Trigeminal Nerve Stimulation (TNS)

Trigeminal Nerve Stimulation (TNS) is a novel medical treatment in which mild electrical signals stimulate branches of the trigeminal nerve (the largest cranial nerve) in order to modulate the activity of targeted brain regions. NeuroSigma is developing two embodiments of TNS: eTNSTM (TNS with external electrodes and an external pulse generator) and sTNSTM (subcutaneous electrodes and implantable pulse generator).

The trigeminal nerve conveys information to important structures in the brain, including the nucleus solitarius, the locus coeruleus, the vagus nerve and the cerebral cortex. These areas are known to play key roles in seizure inhibition and initiation. The trigeminal nerve also specifically sends signals to the anterior cingulate cortex, which is involved in mood, attention and decision-making.

Clinical trials are currently in progress for epilepsy, depression and post-traumatic stress disorder (PTSD). A clinical trial in attention-deficit hyperactivity disorder (ADHD) will soon be starting.

Positron Emission Tomography (PET) imaging studies in humans have identified a potential mechanism of action for the treatment of epilepsy, depression and other brain disorders. eTNSTM activates or inhibits key regions implicated in these disorders and changes in blood flow were observed with minutes of therapy.

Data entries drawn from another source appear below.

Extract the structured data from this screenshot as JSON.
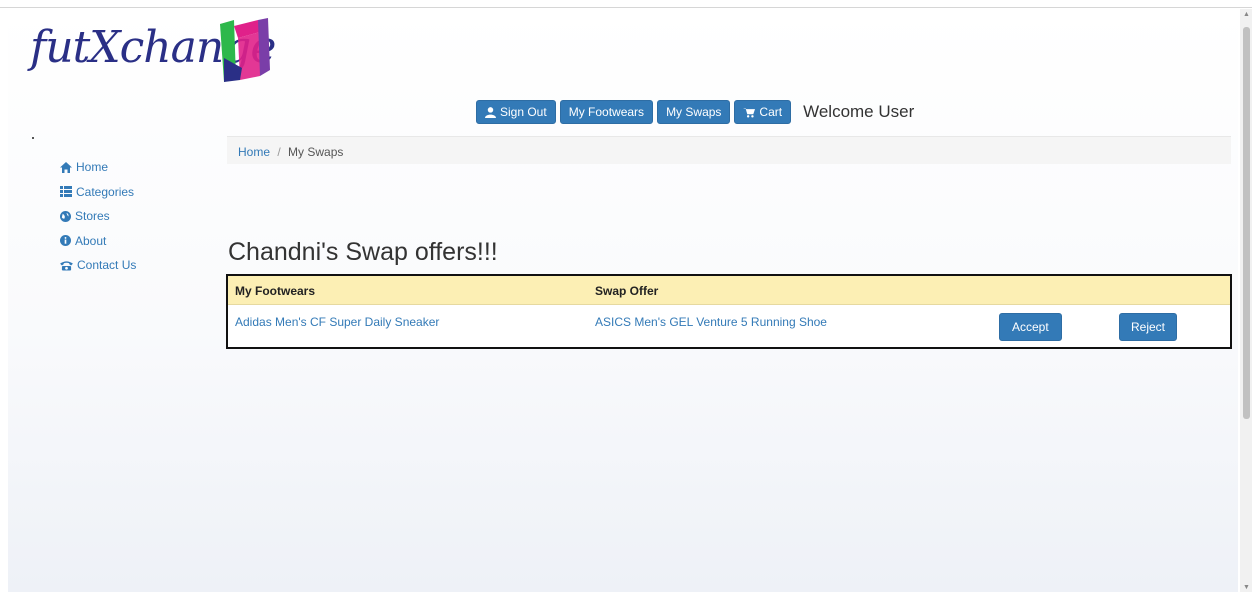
{
  "brand": {
    "name": "futXchange"
  },
  "topnav": {
    "sign_out": "Sign Out",
    "my_footwears": "My Footwears",
    "my_swaps": "My Swaps",
    "cart": "Cart",
    "welcome": "Welcome User"
  },
  "sidebar": {
    "items": [
      {
        "label": "Home",
        "icon": "home-icon"
      },
      {
        "label": "Categories",
        "icon": "list-icon"
      },
      {
        "label": "Stores",
        "icon": "globe-icon"
      },
      {
        "label": "About",
        "icon": "info-icon"
      },
      {
        "label": "Contact Us",
        "icon": "phone-icon"
      }
    ]
  },
  "breadcrumb": {
    "home": "Home",
    "separator": "/",
    "current": "My Swaps"
  },
  "main": {
    "heading": "Chandni's Swap offers!!!",
    "table": {
      "headers": [
        "My Footwears",
        "Swap Offer"
      ],
      "rows": [
        {
          "my_footwear": "Adidas Men's CF Super Daily Sneaker",
          "swap_offer": "ASICS Men's GEL Venture 5 Running Shoe",
          "accept": "Accept",
          "reject": "Reject"
        }
      ]
    }
  },
  "colors": {
    "primary": "#337ab7",
    "table_header": "#fcefb4",
    "logo_text": "#2a2f86"
  }
}
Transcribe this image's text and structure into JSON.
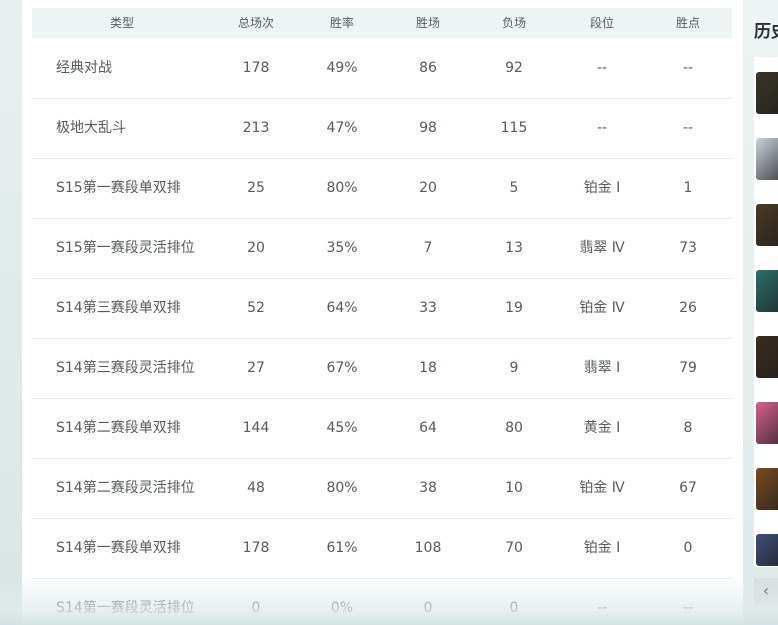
{
  "table": {
    "headers": {
      "type": "类型",
      "total": "总场次",
      "win_rate": "胜率",
      "wins": "胜场",
      "losses": "负场",
      "rank": "段位",
      "lp": "胜点"
    },
    "rows": [
      {
        "type": "经典对战",
        "total": "178",
        "win_rate": "49%",
        "wins": "86",
        "losses": "92",
        "rank": "--",
        "lp": "--"
      },
      {
        "type": "极地大乱斗",
        "total": "213",
        "win_rate": "47%",
        "wins": "98",
        "losses": "115",
        "rank": "--",
        "lp": "--"
      },
      {
        "type": "S15第一赛段单双排",
        "total": "25",
        "win_rate": "80%",
        "wins": "20",
        "losses": "5",
        "rank": "铂金 Ⅰ",
        "lp": "1"
      },
      {
        "type": "S15第一赛段灵活排位",
        "total": "20",
        "win_rate": "35%",
        "wins": "7",
        "losses": "13",
        "rank": "翡翠 Ⅳ",
        "lp": "73"
      },
      {
        "type": "S14第三赛段单双排",
        "total": "52",
        "win_rate": "64%",
        "wins": "33",
        "losses": "19",
        "rank": "铂金 Ⅳ",
        "lp": "26"
      },
      {
        "type": "S14第三赛段灵活排位",
        "total": "27",
        "win_rate": "67%",
        "wins": "18",
        "losses": "9",
        "rank": "翡翠 Ⅰ",
        "lp": "79"
      },
      {
        "type": "S14第二赛段单双排",
        "total": "144",
        "win_rate": "45%",
        "wins": "64",
        "losses": "80",
        "rank": "黄金 Ⅰ",
        "lp": "8"
      },
      {
        "type": "S14第二赛段灵活排位",
        "total": "48",
        "win_rate": "80%",
        "wins": "38",
        "losses": "10",
        "rank": "铂金 Ⅳ",
        "lp": "67"
      },
      {
        "type": "S14第一赛段单双排",
        "total": "178",
        "win_rate": "61%",
        "wins": "108",
        "losses": "70",
        "rank": "铂金 Ⅰ",
        "lp": "0"
      },
      {
        "type": "S14第一赛段灵活排位",
        "total": "0",
        "win_rate": "0%",
        "wins": "0",
        "losses": "0",
        "rank": "--",
        "lp": "--"
      }
    ]
  },
  "side_panel": {
    "title": "历史",
    "scroll_left_icon": "‹",
    "thumbnail_colors": [
      "#3a3526",
      "#c9d3dc",
      "#4a3a22",
      "#2c6f6a",
      "#3b2c1f",
      "#d8608e",
      "#7a4a1f",
      "#3e4f7a"
    ]
  },
  "colors": {
    "header_bg": "#eef4f4",
    "row_divider": "#ebeeee",
    "text": "#555a5a"
  }
}
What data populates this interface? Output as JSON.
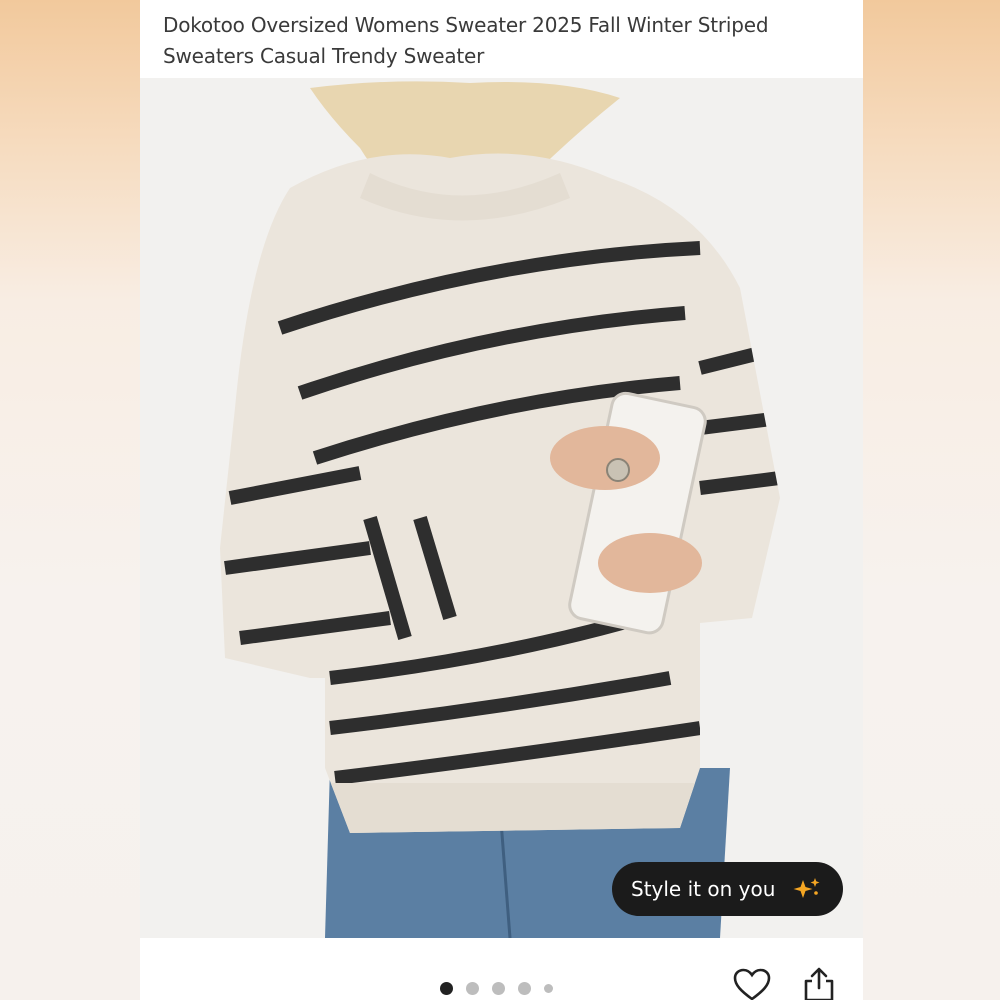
{
  "product": {
    "title": "Dokotoo Oversized Womens Sweater 2025 Fall Winter Striped Sweaters Casual Trendy Sweater"
  },
  "style_button": {
    "label": "Style it on you",
    "icon": "sparkle-icon",
    "accent": "#f5a623"
  },
  "carousel": {
    "total": 5,
    "active_index": 0
  },
  "actions": {
    "like_icon": "heart-icon",
    "share_icon": "share-icon"
  },
  "colors": {
    "sweater": "#ebe5dc",
    "stripe": "#2e2e2e",
    "jeans": "#5b7fa3",
    "pill_bg": "#1b1b1b"
  }
}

Epilepsy affects over three million Americans. Over one million of these people have drug-resistant epilepsy (DRE), which frequently leads to unemployment, injuries and carries a significantly increased risk of death.

There is growing interest in neuromodulation therapies for epilepsy. Trigeminal nerve stimulation is an emerging and promising therapy with unique advantages relative to other current therapies: it can be delivered externally, bilaterally, at competitive costs and with potentially lower risks.

Stimulation of the trigeminal nerve and its related structures have been shown to inhibit seizures in animal models. Human trials have been conducted at UCLA for nearly ten years. A randomized, active-controlled, double-blind, dual-center study at UCLA and USC was completed in April, 2011. Phase III clinical trials are currently in the planning stages.

Eighteen million adults in the United States suffer from depression and at least half of these people do not seek the necessary treatment.

Major depression is a severe form of depression. People with major depression usually experience a sad or depression mood and/or a loss of interest or pleasure in life's joyful activities. Often the experience also includes physical symptoms, such as sleep disturbances, low energy, changes in appetite, and fatigue. These symptoms, plus difficulties with concentration, memory, and decision-making, can cause depression to interfere with a person's normal functioning in life, whether in the workplace, in school, or with family and friends.

A person may experience only one episode of major depression, but often there are repeated episodes over an individual's lifetime. About one in six people will experience at least one major depressive episode during their life. Depression affects people of all races, incomes, ages, and ethnic and religious backgrounds.

Trigeminal nerve stimulation for depression has been studied at UCLA for several years, with positive research findings published in 2011. A Phase II, double-blind clinical trial is in progress with expected completion in late 2011.

Post-Traumatic Stress Disorder (PTSD)
Post-traumatic stress disorder is an anxiety disorder that can develop after exposure to a traumatic or terrifying event in which serious physical harm occurred or was threatened.

Patients with this illness commonly report difficulty sleeping, persistent frightening recollections of the traumatic event, sudden outbursts of anger or anxiety, feeling detached or numb, avoidance of people or places that are reminders of the experience, as well as many other debilitating reactions. PTSD is a highly prevalent lifetime disorder that can often persist for years.

The Veterans Administration (VA) reports that 400,000 veterans are currently receiving compensation for PTSD and they expect the number to grow higher as long as the U.S. still has troops deployed in combat around the world.

A Phase I, open-label clinical trial of trigeminal nerve stimulation for PTSD is currently recruiting at UCLA.

CAUTION: Trigeminal Nerve Stimulation (TNS) is an investigational therapy and limited by United States law for investigational use.